No More Matricide: the Long-Delayed Birthright of Women
I heard on the news that Italy now allows children to take their mother’s name. About time some country had sense enough to take the lead in stopping humanity from perpetuating blatant deletion from its memory of one half of its formative components, the reproductive half at that, worse than murder which consignment to oblivion is for all eternity. Assuming a modest 10,000 generations to have intervened since our earliest ancestors, each of us primly flaunting our single paternal surname embodies extermination of our maternal ancestors to the tune of 2 to the power of 10,000. Wikipedia stops displaying the progression at the 512th power with 154 digits! This mind-boggling exponential matricide we are all guilty of is surely the Original Sin destined to damn us, unless we intervene.
A male chauvinist at heart, as all men are though their head might say different, I confess to having taken full advantage of the prevailing order, patriarchy, when it served my purpose. I had my wife change her name to mine the day we got married, serenely dismissive of the pain I inflicted on my in-laws by destroying the identity of their firstborn on whom they had pinned so many of their hopes. But I had my comeuppance soon enough when my daughter married and took her husband’s name, a gut-wrenching blow, because she, too, had been my firstborn, my small man’s ticket to immortality. Of course she had really no choice about it. To maintain a name different from her husband’s, even if he didn’t care one way or the other, was to invite embarrassment and ostracism. For example, when the children introduced their Mom by a different name than theirs, the guests might think her divorced and remarried.
Right then and there I knew that the global cabal against the reproductive gender, as ancient as the beginning of the species perhaps, had to cease by incorporation of matriarchy, either wholly or in conjunction. Contrary to what some traditionalists may think, patriarchy is not hardwired into our genes. To attribute it to some innate male superiority like physical strength is to revert to the days when the species relied on brawn for survival, though even then David slew Goliath.
In Japan, in the absence of a male heir, adoption of a husband has long been customary among upper class families. Even in an avowed patriarchy like America matriarchy has been around in one form or another, matrilineal genealogy always perceived more reliable, as implied by the adage, “Happy is the man who knows his father.” Among African Americans with their terrible family dislocations, roots are traced almost entirely by their mothers and grandmothers. Though largely supplanted by DNA technology as a tool for genetic verification we need matriarchy even more urgently now to spare our women, increasingly more economically independent professional sovereignties, the indignity of patriarchy.

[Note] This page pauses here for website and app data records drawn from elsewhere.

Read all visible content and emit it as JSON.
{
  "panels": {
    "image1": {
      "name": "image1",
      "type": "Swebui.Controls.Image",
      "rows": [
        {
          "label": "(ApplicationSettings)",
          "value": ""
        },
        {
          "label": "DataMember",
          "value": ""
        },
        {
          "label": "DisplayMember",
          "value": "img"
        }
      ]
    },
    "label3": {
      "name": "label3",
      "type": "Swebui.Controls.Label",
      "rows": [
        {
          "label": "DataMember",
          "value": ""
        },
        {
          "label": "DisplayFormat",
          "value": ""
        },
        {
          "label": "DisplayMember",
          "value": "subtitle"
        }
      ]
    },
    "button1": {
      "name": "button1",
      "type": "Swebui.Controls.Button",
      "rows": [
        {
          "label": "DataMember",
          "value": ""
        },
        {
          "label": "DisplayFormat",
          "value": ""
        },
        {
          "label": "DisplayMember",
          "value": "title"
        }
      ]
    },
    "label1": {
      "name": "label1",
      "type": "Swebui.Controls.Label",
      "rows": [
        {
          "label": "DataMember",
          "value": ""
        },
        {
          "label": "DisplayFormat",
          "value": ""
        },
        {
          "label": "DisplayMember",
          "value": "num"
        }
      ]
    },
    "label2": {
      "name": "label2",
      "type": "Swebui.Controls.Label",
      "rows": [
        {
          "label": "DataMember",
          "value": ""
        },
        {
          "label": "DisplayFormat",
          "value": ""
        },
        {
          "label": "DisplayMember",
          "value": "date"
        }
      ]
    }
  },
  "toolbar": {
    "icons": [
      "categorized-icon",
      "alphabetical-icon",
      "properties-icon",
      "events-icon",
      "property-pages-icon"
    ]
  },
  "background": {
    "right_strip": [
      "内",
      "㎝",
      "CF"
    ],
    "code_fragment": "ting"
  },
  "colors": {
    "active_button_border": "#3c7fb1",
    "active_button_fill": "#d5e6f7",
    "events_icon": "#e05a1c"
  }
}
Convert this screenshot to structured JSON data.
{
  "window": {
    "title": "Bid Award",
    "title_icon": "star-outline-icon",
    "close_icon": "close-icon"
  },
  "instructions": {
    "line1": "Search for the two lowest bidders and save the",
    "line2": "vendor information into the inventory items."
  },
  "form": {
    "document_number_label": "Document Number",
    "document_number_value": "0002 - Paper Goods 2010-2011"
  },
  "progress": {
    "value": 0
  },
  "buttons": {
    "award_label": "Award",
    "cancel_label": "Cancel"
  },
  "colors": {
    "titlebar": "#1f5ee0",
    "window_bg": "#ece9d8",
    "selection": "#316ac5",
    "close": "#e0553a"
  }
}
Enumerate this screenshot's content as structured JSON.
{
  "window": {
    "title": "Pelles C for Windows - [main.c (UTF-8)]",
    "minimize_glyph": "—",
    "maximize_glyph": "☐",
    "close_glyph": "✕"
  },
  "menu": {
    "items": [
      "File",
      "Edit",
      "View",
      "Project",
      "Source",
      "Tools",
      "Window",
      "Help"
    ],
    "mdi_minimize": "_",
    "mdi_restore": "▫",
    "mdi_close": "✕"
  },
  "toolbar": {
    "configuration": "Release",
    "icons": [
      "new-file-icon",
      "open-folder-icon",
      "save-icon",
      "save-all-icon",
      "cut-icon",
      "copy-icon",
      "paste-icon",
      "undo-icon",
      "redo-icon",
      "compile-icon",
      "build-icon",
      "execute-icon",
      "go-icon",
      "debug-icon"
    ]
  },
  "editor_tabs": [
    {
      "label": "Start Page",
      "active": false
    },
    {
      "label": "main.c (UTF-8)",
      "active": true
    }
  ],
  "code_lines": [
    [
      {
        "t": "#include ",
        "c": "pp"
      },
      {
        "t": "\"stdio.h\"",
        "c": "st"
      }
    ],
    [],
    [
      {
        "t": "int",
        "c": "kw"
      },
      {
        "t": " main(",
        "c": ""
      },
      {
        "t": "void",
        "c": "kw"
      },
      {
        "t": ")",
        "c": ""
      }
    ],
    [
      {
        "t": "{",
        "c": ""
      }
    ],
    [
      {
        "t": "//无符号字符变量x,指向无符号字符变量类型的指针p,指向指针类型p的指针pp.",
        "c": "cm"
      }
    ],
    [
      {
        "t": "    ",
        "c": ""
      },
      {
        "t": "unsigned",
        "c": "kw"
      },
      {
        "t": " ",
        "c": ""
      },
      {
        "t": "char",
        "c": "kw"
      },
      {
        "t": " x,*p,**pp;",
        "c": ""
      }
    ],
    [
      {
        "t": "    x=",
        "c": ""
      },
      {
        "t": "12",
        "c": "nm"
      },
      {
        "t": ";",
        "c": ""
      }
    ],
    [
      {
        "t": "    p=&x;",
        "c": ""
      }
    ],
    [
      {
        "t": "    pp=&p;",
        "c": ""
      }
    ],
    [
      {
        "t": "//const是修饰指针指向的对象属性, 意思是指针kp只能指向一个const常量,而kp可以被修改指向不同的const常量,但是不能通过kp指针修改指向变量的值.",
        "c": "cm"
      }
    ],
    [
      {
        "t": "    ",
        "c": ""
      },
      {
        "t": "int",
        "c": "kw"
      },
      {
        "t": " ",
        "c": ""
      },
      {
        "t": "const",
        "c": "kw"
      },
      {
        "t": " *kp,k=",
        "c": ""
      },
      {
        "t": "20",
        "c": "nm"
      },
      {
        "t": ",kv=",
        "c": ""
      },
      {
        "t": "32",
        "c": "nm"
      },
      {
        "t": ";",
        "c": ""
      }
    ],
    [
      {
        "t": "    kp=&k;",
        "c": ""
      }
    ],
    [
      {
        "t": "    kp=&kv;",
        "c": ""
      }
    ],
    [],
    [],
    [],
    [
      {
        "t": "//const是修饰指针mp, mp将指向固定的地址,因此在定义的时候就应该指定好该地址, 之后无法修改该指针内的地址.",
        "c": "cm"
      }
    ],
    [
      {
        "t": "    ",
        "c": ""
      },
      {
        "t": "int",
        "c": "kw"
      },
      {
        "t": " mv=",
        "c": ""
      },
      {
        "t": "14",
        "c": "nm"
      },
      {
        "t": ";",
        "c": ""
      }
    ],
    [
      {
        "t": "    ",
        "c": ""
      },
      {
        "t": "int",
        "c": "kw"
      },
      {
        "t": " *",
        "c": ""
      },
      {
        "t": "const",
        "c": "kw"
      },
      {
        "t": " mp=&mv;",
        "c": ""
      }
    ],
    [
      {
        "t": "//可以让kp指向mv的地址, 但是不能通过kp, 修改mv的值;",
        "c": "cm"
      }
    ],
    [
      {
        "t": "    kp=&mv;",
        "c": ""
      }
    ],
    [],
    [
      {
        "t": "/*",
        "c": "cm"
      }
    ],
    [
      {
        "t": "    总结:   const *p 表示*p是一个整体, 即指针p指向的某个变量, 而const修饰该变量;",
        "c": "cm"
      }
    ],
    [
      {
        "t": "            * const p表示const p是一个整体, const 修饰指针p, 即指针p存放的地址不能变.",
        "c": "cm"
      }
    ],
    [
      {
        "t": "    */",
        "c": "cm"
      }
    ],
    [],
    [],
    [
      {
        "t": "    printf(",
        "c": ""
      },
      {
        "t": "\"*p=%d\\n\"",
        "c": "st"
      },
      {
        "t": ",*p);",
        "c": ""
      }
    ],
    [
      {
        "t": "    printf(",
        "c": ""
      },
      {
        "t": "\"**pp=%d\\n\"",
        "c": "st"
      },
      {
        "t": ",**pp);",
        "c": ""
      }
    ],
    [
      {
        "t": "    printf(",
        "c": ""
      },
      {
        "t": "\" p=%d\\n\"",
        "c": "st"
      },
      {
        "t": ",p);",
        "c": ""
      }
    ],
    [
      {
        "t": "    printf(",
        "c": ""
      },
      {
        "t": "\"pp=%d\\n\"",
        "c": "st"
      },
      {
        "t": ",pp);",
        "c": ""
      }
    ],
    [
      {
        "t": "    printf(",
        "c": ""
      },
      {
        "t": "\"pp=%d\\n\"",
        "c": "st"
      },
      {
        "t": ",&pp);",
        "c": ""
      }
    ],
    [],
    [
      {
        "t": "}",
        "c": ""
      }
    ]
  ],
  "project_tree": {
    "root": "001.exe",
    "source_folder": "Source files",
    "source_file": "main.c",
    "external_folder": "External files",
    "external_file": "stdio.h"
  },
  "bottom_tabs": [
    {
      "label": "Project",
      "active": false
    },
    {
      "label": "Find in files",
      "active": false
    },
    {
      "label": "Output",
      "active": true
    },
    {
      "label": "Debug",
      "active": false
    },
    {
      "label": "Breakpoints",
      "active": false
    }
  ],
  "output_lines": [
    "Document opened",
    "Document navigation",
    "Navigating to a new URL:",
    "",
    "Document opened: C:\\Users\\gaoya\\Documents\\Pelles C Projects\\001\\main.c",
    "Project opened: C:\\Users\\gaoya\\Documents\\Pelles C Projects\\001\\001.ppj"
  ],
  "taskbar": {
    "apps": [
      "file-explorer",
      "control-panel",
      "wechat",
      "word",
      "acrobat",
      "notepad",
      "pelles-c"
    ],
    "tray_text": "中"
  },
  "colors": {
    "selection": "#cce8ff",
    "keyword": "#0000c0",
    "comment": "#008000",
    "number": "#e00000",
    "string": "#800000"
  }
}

The first part of matriarchy, the wife’s retention of her maiden name, is a cinch in America because her adoption of the husband’s name is optional. All that is necessary is to change social attitude from disapproval to approval or indifference at worst.
For the other part concerning children’s names separate legislation or judicial action may be necessary as in Italy to discontinue automatic paternal naming and initiate equal quotas, half mother’s, half father’s, the odd one by flipping a coin. Of course this results in two surnames in the family which, far from wrecking the family, will be perceived as a tribute to its foundation, the mother-father dyad. Granted some couples choose hyphenation, the wife’s name either preceding or following the husband’s, to reflect their spousal partnership but its imposition on the children leads, when it is their turn to marry, to unmanageable chains of hyphens, compared to which duality as previously outlined is a far better option. Henceforth, equal representation among their progeny guaranteed for both parents, humanity will have arrived at its ultimate phase of evolution, complete with gender equality, a daughter carrying on the family line as well as a son.
So rise up, all good men, and give your ladies their long-delayed birthright!